Husaberg's latest creation is a premium enduro bike with a four-stroke engine that marks the return of a traditional powertrain configuration. In fact, the entire four-stroke family will now be produced and supplied by KTM, Husaberg's parent company.
Gone is the upside down, 70-degree, single-cylinder engine that made these machines stand out from the rest of the Canadian motorcycle market. The new 2013 Husaberg FE 250 also represents a first foray into the small displacement segment by the Swedish brand.

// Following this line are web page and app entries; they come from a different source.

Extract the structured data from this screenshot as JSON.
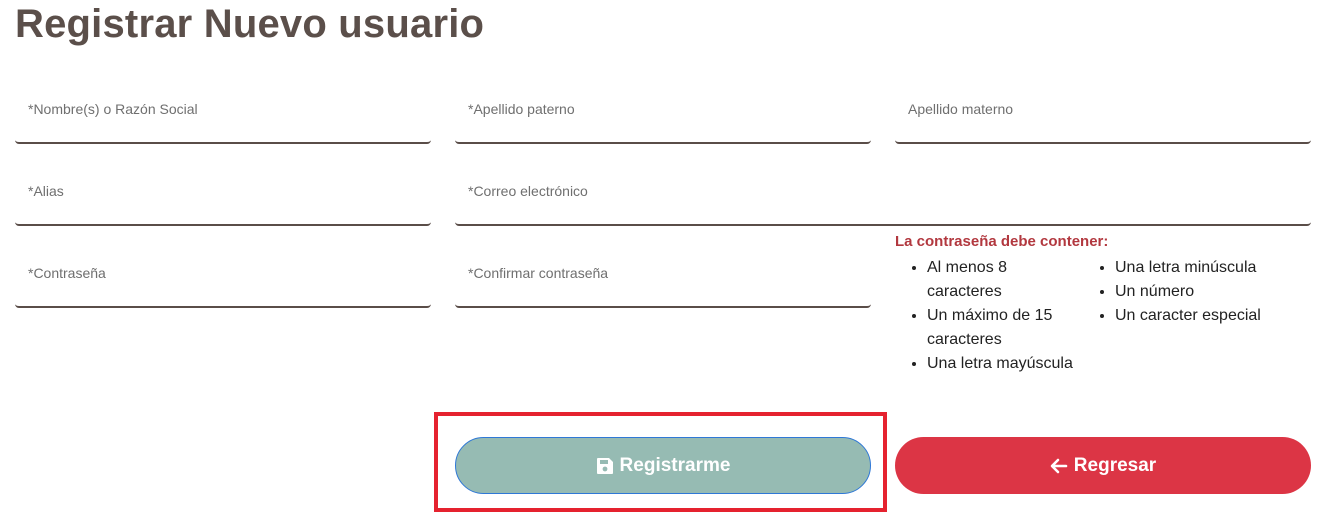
{
  "page": {
    "title": "Registrar Nuevo usuario"
  },
  "form": {
    "nombre_placeholder": "*Nombre(s) o Razón Social",
    "apellido_paterno_placeholder": "*Apellido paterno",
    "apellido_materno_placeholder": "Apellido materno",
    "alias_placeholder": "*Alias",
    "correo_placeholder": "*Correo electrónico",
    "contrasena_placeholder": "*Contraseña",
    "confirmar_placeholder": "*Confirmar contraseña"
  },
  "password_rules": {
    "title": "La contraseña debe contener:",
    "left": [
      "Al menos 8 caracteres",
      "Un máximo de 15 caracteres",
      "Una letra mayúscula"
    ],
    "right": [
      "Una letra minúscula",
      "Un número",
      "Un caracter especial"
    ]
  },
  "actions": {
    "register_label": "Registrarme",
    "back_label": "Regresar",
    "register_icon": "floppy-disk-icon",
    "back_icon": "arrow-left-icon"
  },
  "colors": {
    "title": "#5b4f4a",
    "rules_title": "#b2383f",
    "register_bg": "#96bbb3",
    "back_bg": "#dc3545",
    "highlight": "#e5222f"
  }
}
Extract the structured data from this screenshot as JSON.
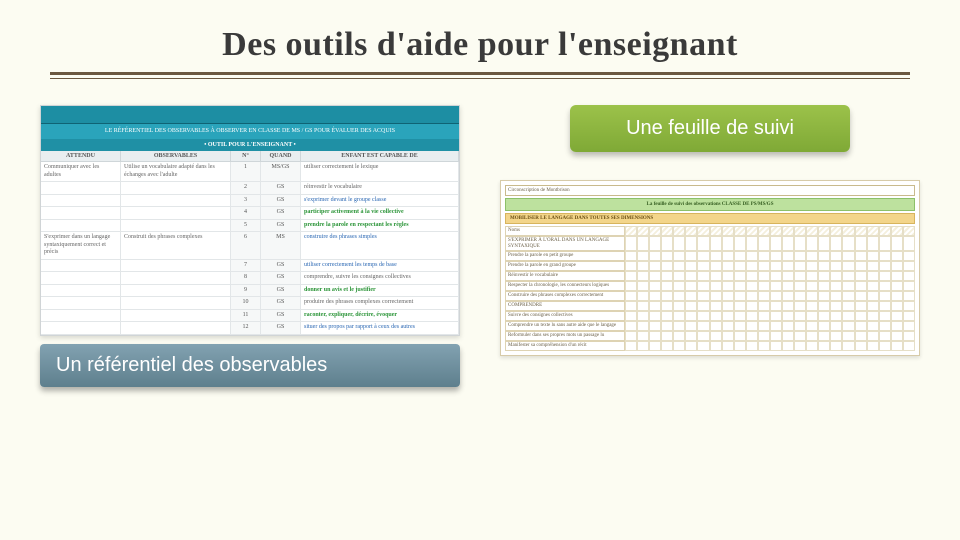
{
  "title": "Des outils d'aide pour l'enseignant",
  "left": {
    "banner": "LE RÉFÉRENTIEL DES OBSERVABLES À OBSERVER EN CLASSE DE MS / GS POUR ÉVALUER DES ACQUIS",
    "sub": "• OUTIL POUR L'ENSEIGNANT •",
    "headers": [
      "ATTENDU",
      "OBSERVABLES",
      "N°",
      "QUAND",
      "ENFANT EST CAPABLE DE"
    ],
    "rows": [
      {
        "a": "Communiquer avec les adultes",
        "b": "Utilise un vocabulaire adapté dans les échanges avec l'adulte",
        "n": "1",
        "q": "MS/GS",
        "c": "utiliser correctement le lexique"
      },
      {
        "a": "",
        "b": "",
        "n": "2",
        "q": "GS",
        "c": "réinvestir le vocabulaire"
      },
      {
        "a": "",
        "b": "",
        "n": "3",
        "q": "GS",
        "c": "s'exprimer devant le groupe classe",
        "cls": "blue"
      },
      {
        "a": "",
        "b": "",
        "n": "4",
        "q": "GS",
        "c": "participer activement à la vie collective",
        "cls": "green"
      },
      {
        "a": "",
        "b": "",
        "n": "5",
        "q": "GS",
        "c": "prendre la parole en respectant les règles",
        "cls": "green"
      },
      {
        "a": "S'exprimer dans un langage syntaxiquement correct et précis",
        "b": "Construit des phrases complexes",
        "n": "6",
        "q": "MS",
        "c": "construire des phrases simples",
        "cls": "blue"
      },
      {
        "a": "",
        "b": "",
        "n": "7",
        "q": "GS",
        "c": "utiliser correctement les temps de base",
        "cls": "blue"
      },
      {
        "a": "",
        "b": "",
        "n": "8",
        "q": "GS",
        "c": "comprendre, suivre les consignes collectives"
      },
      {
        "a": "",
        "b": "",
        "n": "9",
        "q": "GS",
        "c": "donner un avis et le justifier",
        "cls": "green"
      },
      {
        "a": "",
        "b": "",
        "n": "10",
        "q": "GS",
        "c": "produire des phrases complexes correctement"
      },
      {
        "a": "",
        "b": "",
        "n": "11",
        "q": "GS",
        "c": "raconter, expliquer, décrire, évoquer",
        "cls": "green"
      },
      {
        "a": "",
        "b": "",
        "n": "12",
        "q": "GS",
        "c": "situer des propos par rapport à ceux des autres",
        "cls": "blue"
      }
    ],
    "label": "Un référentiel des observables"
  },
  "right": {
    "button": "Une feuille de suivi",
    "sheet_head1": "Circonscription de Montbrison",
    "sheet_head2": "La feuille de suivi des observations CLASSE DE PS/MS/GS",
    "sheet_head3": "MOBILISER LE LANGAGE DANS TOUTES SES DIMENSIONS",
    "names_row": "Noms",
    "rows": [
      "S'EXPRIMER À L'ORAL DANS UN LANGAGE SYNTAXIQUE",
      "Prendre la parole en petit groupe",
      "Prendre la parole en grand groupe",
      "Réinvestir le vocabulaire",
      "Respecter la chronologie, les connecteurs logiques",
      "Construire des phrases complexes correctement",
      "COMPRENDRE",
      "Suivre des consignes collectives",
      "Comprendre un texte lu sans autre aide que le langage",
      "Reformuler dans ses propres mots un passage lu",
      "Manifester sa compréhension d'un récit"
    ]
  }
}
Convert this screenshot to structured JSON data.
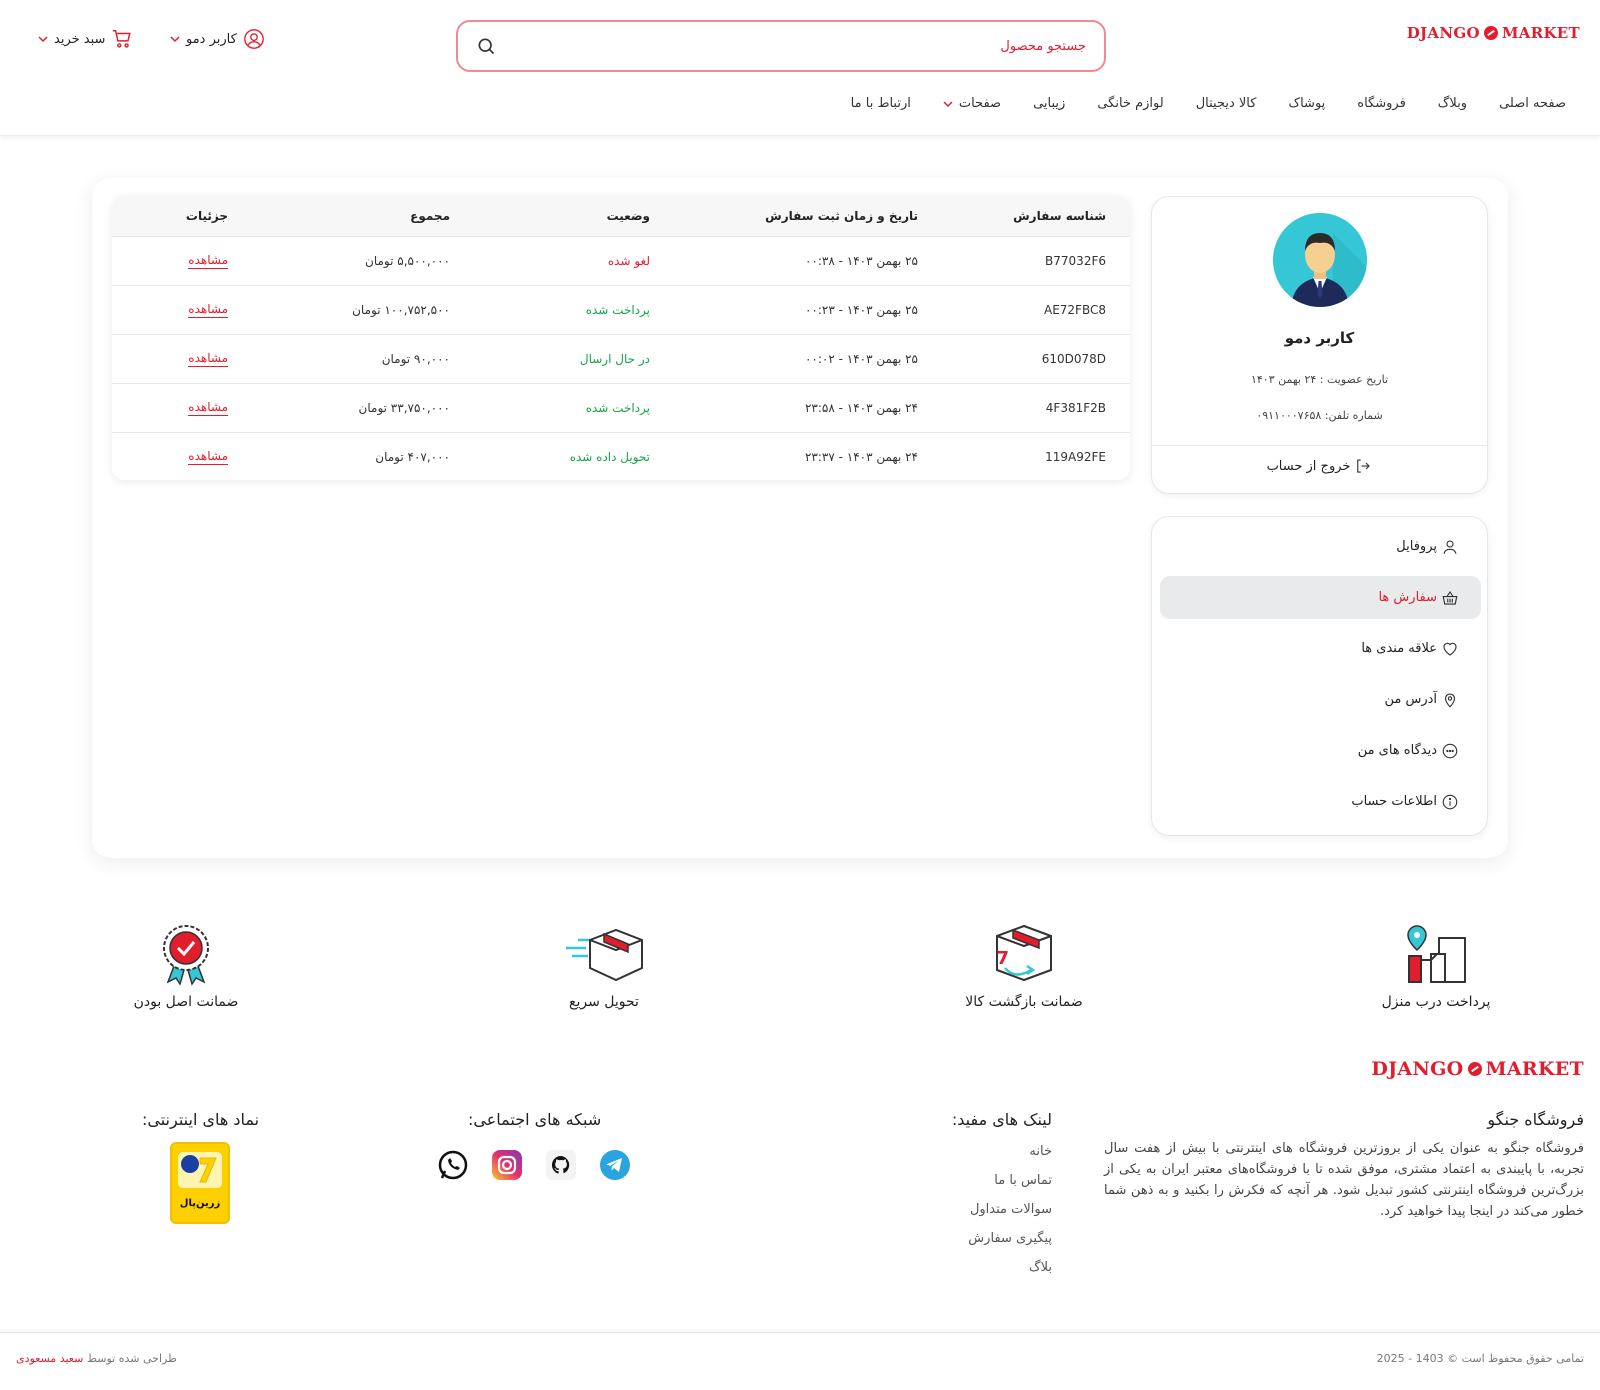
{
  "header": {
    "logo_left": "DJANGO",
    "logo_right": "MARKET",
    "search_placeholder": "جستجو محصول",
    "user_label": "کاربر دمو",
    "cart_label": "سبد خرید",
    "nav": [
      "صفحه اصلی",
      "وبلاگ",
      "فروشگاه",
      "پوشاک",
      "کالا دیجیتال",
      "لوازم خانگی",
      "زیبایی",
      "صفحات",
      "ارتباط با ما"
    ]
  },
  "profile": {
    "name": "کاربر دمو",
    "member_since": "تاریخ عضویت : ۲۴ بهمن ۱۴۰۳",
    "phone": "شماره تلفن: ۰۹۱۱۰۰۰۷۶۵۸",
    "logout": "خروج از حساب"
  },
  "menu": [
    {
      "label": "پروفایل",
      "icon": "user-icon",
      "active": false
    },
    {
      "label": "سفارش ها",
      "icon": "basket-icon",
      "active": true
    },
    {
      "label": "علاقه مندی ها",
      "icon": "heart-icon",
      "active": false
    },
    {
      "label": "آدرس من",
      "icon": "location-icon",
      "active": false
    },
    {
      "label": "دیدگاه های من",
      "icon": "comment-icon",
      "active": false
    },
    {
      "label": "اطلاعات حساب",
      "icon": "info-icon",
      "active": false
    }
  ],
  "orders": {
    "headers": {
      "id": "شناسه سفارش",
      "date": "تاریخ و زمان ثبت سفارش",
      "status": "وضعیت",
      "total": "مجموع",
      "details": "جزئیات"
    },
    "rows": [
      {
        "id": "B77032F6",
        "date": "۲۵ بهمن ۱۴۰۳ - ۰۰:۳۸",
        "status": "لغو شده",
        "status_color": "#e11d2e",
        "total": "۵,۵۰۰,۰۰۰ تومان",
        "details": "مشاهده"
      },
      {
        "id": "AE72FBC8",
        "date": "۲۵ بهمن ۱۴۰۳ - ۰۰:۲۳",
        "status": "پرداخت شده",
        "status_color": "#16a34a",
        "total": "۱۰۰,۷۵۲,۵۰۰ تومان",
        "details": "مشاهده"
      },
      {
        "id": "610D078D",
        "date": "۲۵ بهمن ۱۴۰۳ - ۰۰:۰۲",
        "status": "در حال ارسال",
        "status_color": "#16a34a",
        "total": "۹۰,۰۰۰ تومان",
        "details": "مشاهده"
      },
      {
        "id": "4F381F2B",
        "date": "۲۴ بهمن ۱۴۰۳ - ۲۳:۵۸",
        "status": "پرداخت شده",
        "status_color": "#16a34a",
        "total": "۳۳,۷۵۰,۰۰۰ تومان",
        "details": "مشاهده"
      },
      {
        "id": "119A92FE",
        "date": "۲۴ بهمن ۱۴۰۳ - ۲۳:۳۷",
        "status": "تحویل داده شده",
        "status_color": "#16a34a",
        "total": "۴۰۷,۰۰۰ تومان",
        "details": "مشاهده"
      }
    ]
  },
  "features": [
    "پرداخت درب منزل",
    "ضمانت بازگشت کالا",
    "تحویل سریع",
    "ضمانت اصل بودن"
  ],
  "footer": {
    "about_title": "فروشگاه جنگو",
    "about_text": "فروشگاه جنگو به عنوان یکی از بروزترین فروشگاه های اینترنتی با بیش از هفت سال تجربه، با پایبندی به اعتماد مشتری، موفق شده تا با فروشگاه‌های معتبر ایران به یکی از بزرگ‌ترین فروشگاه اینترنتی کشور تبدیل شود. هر آنچه که فکرش را بکنید و به ذهن شما خطور می‌کند در اینجا پیدا خواهید کرد.",
    "links_title": "لینک های مفید:",
    "links": [
      "خانه",
      "تماس با ما",
      "سوالات متداول",
      "پیگیری سفارش",
      "بلاگ"
    ],
    "social_title": "شبکه های اجتماعی:",
    "social_icons": [
      "telegram-icon",
      "github-icon",
      "instagram-icon",
      "whatsapp-icon"
    ],
    "trust_title": "نماد های اینترنتی:",
    "trust_badge_text": "زرین‌پال",
    "copyright": "تمامی حقوق محفوظ است © 1403 - 2025",
    "credit_prefix": "طراحی شده توسط",
    "credit_name": "سعید مسعودی"
  }
}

Some fans of the old inverted and slanted engine will cry foul at this decision, which was mainly driven by a desire to reduce costs. Granted, sharing a lot of mechanical components with KTM takes much of the exclusiveness away from the new FE. On the other hand, the singular setup never quite proved its worth in terms of technological advancement.
The good news is that Husaberg motorcycles, including the 2013 Husaberg FE 250, will now benefit from the same model-year innovations as KTM's (remember, the two-stroke 2011 TE had to make do with the 2010 KTM innovations).
No. The KTM frame has been modified and incorporates a fibreglass-reinforced polyamide rear section with three bolted elements. This technology increases longevity by improving shock absorption. Moreover, the tail of the 2013 Husaberg FE 250 integrates new electrical and electronic components, as well a convenient handle to lift the bike when need be.
The double-cradle frame made from chrome-molybdenum steel ensures good longitudinal flexibility that contributes to better handling. The completely redesigned seat and plastic fairings on each side of the tank allow the machine and the rider to become one. Additionally, the 2013 Husaberg FE 250 comes out of the factory with a skid plate beneath the crankcase.
The other distinctive feature is the suspension, which presents a more elaborate setup than KTM bikes. The 48 mm, four-chamber, closed-cartridge WP fork is derived from Six Days competition models. According to Husaberg, it provides a decisive advantage in terms of responsiveness and constant damping. In the back, the 2013 FE 250 relies on a linkless WP PDS shock absorber that's 7 mm longer and has settings tuned individually to the new frame.
The revised swingarm is 300 g lighter, more flexible, and with a shock pivot point that's 5 mm closer. Elsewhere, the new wheels help shave 200 g apiece, adding to the significant reduction in unsprung weight.
The 2013 Husaberg FE 250's DOHC single-cylinder comes with a standard electric starter and optional kick starter. It uses DLC-coated cam followers, four ultra-light titanium valves, and a Keihin electronic fuel injection system with a 42 mm throttle body. Lubrication is ensured by a pair of oil pumps, while the updated exhaust system is designed to meet the new, stricter European enduro racing noise standards.
Those who crave innovation and uniqueness might deplore the company's cost-cutting approach, but they will never be disappointed for one second with the output and performance of the new 2013 Husaberg FE 250, largely built on the success of KTM products.